Seite 181 - The stars peep behind her and peer; And I laugh to see them whirl and flee, Like a swarm of golden bees, When I widen the rent in my wind-built tent, Till the calm rivers, lakes, and seas, Like strips of the sky fallen through me on high, Are each paved with the moon and these. I bind the sun's throne with a burning zone, And the moon's with a girdle of pearl; The volcanoes are dim, and the stars reel and swim, When the whirlwinds my banner unfurl.
Seite 160 - You know the rest. In the books you have read, How the British regulars fired and fled, How the farmers gave them ball for ball, From behind each fence and farm-yard wall, Chasing the red-coats down the lane, Then crossing the fields to emerge again Under the trees at the turn of the road, And only pausing to fire and load.
Seite 193 - I spake of most disastrous chances, Of moving accidents by flood and field, Of hair-breadth 'scapes i' the imminent deadly breach, Of being taken by the insolent foe And sold to slavery, of my redemption thence And portance in my...
Seite 173 - Rip recollected. The very character of the people seemed changed. There was a busy, bustling, disputatious tone about it, instead of the accustomed phlegm and drowsy tranquillity.
Seite 188 - Morn and eve, night and day, Have I piloted your bay, Entered free and anchored fast at the foot of Solidor. Burn the fleet and ruin France? That were worse than fifty Hogues! Sirs, they know I speak the truth! Sirs, believe me there's a way! Only let me lead the line, Have the biggest ship to steer, Get this 'Formidable...
Seite 180 - The sweet buds every one, When rocked to rest on their mother's breast, As she dances about the sun.
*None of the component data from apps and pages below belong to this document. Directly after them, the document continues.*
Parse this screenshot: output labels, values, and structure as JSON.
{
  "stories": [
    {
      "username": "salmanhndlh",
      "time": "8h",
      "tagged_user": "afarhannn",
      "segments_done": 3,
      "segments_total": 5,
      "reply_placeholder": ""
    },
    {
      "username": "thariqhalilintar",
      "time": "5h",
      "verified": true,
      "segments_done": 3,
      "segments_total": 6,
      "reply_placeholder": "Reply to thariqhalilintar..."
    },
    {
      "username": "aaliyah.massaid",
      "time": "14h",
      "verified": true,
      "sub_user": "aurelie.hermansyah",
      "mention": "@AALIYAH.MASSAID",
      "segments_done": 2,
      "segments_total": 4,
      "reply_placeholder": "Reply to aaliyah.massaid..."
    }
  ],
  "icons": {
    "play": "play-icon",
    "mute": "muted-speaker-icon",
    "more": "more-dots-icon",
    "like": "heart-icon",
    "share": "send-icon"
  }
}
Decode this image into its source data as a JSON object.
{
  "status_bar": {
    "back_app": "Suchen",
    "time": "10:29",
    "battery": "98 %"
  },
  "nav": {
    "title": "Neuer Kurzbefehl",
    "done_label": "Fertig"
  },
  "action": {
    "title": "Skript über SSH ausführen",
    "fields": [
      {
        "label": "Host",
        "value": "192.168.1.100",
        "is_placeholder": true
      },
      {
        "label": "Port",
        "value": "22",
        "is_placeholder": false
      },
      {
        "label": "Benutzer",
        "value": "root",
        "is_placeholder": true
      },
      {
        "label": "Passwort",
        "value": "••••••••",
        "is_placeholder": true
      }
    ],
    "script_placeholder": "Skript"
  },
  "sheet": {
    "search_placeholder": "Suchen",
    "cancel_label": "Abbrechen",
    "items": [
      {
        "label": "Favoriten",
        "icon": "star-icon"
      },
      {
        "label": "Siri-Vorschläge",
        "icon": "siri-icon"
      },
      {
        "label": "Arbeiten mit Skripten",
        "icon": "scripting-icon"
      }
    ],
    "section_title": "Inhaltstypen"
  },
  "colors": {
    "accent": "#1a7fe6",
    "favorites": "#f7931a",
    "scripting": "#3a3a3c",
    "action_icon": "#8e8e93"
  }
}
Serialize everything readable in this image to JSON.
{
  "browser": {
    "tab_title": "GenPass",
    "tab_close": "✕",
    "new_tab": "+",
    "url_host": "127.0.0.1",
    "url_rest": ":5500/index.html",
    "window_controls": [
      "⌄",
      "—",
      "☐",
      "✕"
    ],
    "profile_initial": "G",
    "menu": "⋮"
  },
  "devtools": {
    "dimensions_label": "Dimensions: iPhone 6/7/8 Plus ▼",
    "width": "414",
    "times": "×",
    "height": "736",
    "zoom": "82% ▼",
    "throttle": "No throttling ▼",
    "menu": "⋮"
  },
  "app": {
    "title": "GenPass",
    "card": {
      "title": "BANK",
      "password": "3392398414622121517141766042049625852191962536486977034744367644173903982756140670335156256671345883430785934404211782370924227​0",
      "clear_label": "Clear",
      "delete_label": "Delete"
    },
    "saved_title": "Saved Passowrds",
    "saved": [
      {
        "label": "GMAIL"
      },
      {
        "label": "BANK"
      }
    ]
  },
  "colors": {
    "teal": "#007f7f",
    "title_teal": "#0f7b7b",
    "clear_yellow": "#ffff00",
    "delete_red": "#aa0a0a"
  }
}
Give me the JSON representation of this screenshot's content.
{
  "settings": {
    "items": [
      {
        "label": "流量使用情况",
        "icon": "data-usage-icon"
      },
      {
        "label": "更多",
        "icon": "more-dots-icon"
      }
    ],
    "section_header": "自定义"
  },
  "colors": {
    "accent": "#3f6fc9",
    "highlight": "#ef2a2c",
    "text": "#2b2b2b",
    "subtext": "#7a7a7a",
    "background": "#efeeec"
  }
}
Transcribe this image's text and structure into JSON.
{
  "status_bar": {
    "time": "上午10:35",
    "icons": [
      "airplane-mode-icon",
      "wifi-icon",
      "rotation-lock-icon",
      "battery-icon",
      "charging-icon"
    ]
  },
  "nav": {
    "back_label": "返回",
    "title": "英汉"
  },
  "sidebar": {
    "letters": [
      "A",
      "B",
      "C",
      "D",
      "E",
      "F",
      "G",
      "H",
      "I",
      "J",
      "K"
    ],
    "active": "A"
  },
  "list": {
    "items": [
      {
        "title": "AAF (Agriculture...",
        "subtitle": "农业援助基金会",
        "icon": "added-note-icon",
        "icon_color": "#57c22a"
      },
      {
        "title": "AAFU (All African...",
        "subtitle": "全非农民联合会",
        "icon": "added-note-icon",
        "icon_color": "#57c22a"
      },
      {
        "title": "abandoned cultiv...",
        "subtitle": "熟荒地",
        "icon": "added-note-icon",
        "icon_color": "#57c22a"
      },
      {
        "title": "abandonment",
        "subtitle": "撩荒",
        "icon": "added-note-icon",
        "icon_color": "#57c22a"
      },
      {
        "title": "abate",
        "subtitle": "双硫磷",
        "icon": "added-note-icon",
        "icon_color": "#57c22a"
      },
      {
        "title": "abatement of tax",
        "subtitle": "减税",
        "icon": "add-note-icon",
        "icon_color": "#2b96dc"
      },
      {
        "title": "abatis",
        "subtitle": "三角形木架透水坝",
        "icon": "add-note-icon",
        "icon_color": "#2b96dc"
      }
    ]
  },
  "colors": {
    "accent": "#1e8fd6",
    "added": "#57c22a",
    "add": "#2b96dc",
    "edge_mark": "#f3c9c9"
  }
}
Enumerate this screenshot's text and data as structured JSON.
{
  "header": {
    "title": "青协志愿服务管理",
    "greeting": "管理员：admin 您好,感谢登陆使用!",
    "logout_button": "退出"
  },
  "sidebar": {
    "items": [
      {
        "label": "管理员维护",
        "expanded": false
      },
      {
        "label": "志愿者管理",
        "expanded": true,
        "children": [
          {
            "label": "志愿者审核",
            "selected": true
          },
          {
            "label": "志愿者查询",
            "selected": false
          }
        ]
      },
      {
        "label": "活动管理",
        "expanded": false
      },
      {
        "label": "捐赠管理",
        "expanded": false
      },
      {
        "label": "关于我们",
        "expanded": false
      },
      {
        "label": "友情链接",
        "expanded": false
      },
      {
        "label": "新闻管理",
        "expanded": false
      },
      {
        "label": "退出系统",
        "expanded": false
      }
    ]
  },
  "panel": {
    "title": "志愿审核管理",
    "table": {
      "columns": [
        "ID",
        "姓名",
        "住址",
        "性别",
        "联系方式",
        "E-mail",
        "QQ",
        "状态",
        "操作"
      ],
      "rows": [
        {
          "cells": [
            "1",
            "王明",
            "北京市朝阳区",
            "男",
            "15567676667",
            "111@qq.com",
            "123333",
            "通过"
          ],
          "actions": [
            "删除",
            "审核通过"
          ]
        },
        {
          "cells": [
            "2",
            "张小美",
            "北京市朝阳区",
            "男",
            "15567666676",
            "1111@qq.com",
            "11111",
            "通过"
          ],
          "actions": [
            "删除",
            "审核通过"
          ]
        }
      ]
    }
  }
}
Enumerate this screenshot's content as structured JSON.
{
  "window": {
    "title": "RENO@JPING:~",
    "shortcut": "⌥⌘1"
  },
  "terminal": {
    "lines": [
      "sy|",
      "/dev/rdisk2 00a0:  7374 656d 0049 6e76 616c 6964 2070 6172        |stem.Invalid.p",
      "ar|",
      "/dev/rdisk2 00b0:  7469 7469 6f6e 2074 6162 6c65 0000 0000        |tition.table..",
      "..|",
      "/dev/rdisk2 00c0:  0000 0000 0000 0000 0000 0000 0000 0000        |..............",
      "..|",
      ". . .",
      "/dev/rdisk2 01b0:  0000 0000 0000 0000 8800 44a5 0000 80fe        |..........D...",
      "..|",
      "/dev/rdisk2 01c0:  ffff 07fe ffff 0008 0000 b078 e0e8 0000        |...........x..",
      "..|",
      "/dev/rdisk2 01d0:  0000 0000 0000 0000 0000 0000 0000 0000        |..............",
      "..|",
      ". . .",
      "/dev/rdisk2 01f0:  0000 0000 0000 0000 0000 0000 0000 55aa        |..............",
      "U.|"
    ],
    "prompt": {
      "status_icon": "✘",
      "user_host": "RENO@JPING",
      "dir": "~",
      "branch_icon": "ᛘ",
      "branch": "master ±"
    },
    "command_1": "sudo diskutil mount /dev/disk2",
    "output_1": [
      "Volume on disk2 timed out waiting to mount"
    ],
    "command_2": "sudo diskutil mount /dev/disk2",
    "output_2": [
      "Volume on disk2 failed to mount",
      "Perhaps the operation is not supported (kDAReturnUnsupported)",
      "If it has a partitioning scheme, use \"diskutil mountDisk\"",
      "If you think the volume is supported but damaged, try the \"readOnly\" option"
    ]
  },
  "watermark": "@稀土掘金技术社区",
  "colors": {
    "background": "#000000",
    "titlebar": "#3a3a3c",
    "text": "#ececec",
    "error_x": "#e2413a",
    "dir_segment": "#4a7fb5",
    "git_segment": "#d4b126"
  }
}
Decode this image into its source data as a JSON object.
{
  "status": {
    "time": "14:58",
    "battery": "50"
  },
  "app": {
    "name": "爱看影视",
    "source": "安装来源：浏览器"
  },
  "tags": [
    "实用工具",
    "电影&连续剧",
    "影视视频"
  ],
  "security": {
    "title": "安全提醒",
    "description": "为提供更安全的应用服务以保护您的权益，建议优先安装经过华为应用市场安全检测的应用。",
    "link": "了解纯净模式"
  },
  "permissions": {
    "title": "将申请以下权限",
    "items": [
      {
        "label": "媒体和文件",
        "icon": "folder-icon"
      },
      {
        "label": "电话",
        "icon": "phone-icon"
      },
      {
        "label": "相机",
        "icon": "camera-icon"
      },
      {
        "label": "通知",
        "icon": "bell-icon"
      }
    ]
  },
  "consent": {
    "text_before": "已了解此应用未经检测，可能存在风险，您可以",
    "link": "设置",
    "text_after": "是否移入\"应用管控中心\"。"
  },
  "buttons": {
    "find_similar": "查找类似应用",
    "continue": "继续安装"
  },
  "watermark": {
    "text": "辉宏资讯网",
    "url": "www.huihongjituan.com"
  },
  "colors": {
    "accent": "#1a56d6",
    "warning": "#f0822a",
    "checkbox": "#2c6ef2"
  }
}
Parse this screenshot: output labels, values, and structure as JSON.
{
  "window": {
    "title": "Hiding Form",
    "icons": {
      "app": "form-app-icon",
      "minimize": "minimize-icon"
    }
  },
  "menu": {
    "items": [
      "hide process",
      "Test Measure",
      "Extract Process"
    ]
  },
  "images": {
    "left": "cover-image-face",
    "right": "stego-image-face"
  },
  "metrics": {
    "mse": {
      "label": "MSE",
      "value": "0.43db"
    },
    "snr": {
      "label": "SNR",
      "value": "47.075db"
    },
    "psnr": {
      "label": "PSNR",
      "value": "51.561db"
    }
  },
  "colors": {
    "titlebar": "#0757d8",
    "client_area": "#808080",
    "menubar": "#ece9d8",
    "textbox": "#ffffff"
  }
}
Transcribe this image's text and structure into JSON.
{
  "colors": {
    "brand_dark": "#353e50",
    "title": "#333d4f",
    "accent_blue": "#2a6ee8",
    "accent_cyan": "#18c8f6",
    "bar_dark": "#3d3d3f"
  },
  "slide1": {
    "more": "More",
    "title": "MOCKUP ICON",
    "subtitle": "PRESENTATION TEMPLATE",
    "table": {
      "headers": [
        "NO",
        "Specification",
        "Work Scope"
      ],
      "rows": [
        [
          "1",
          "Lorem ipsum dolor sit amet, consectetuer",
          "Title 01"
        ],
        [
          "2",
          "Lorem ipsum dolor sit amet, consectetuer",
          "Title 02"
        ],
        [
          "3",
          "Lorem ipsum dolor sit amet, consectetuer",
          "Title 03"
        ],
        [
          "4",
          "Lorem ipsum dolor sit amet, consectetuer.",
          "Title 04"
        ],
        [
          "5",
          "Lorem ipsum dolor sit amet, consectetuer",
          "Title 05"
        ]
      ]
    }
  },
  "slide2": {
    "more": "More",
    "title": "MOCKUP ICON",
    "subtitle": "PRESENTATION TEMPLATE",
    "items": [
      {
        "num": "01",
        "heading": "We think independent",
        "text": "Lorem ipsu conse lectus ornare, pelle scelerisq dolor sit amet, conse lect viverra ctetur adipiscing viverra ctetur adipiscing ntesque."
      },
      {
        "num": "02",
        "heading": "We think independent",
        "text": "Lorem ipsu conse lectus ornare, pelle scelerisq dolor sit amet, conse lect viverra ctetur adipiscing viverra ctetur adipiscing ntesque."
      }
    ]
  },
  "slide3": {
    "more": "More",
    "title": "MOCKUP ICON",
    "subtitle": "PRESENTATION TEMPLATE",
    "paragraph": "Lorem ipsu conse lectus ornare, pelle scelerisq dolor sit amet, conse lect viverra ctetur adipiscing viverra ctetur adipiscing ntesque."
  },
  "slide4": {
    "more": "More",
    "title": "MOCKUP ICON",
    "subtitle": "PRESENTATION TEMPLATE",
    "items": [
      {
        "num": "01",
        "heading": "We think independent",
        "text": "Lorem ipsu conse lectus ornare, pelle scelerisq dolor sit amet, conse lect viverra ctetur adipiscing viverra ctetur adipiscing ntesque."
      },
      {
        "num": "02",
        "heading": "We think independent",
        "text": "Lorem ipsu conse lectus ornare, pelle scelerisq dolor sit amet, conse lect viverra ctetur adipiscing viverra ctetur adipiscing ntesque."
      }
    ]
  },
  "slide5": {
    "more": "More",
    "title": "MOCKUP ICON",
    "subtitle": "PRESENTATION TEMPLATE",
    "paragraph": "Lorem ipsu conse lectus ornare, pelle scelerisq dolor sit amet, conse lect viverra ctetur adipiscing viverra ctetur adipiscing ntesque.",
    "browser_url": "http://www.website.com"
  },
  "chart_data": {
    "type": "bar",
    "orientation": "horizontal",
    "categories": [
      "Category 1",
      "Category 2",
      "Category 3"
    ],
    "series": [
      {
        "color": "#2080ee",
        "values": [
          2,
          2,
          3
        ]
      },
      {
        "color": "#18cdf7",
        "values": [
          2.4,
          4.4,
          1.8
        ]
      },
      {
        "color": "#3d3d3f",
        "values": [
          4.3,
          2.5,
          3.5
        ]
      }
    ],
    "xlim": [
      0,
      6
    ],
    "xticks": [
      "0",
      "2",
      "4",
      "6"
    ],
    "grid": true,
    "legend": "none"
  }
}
I wield the flail of the lashing hail, And whiten the green plains under, And then again I dissolve it in rain, And laugh as I pass in thunder.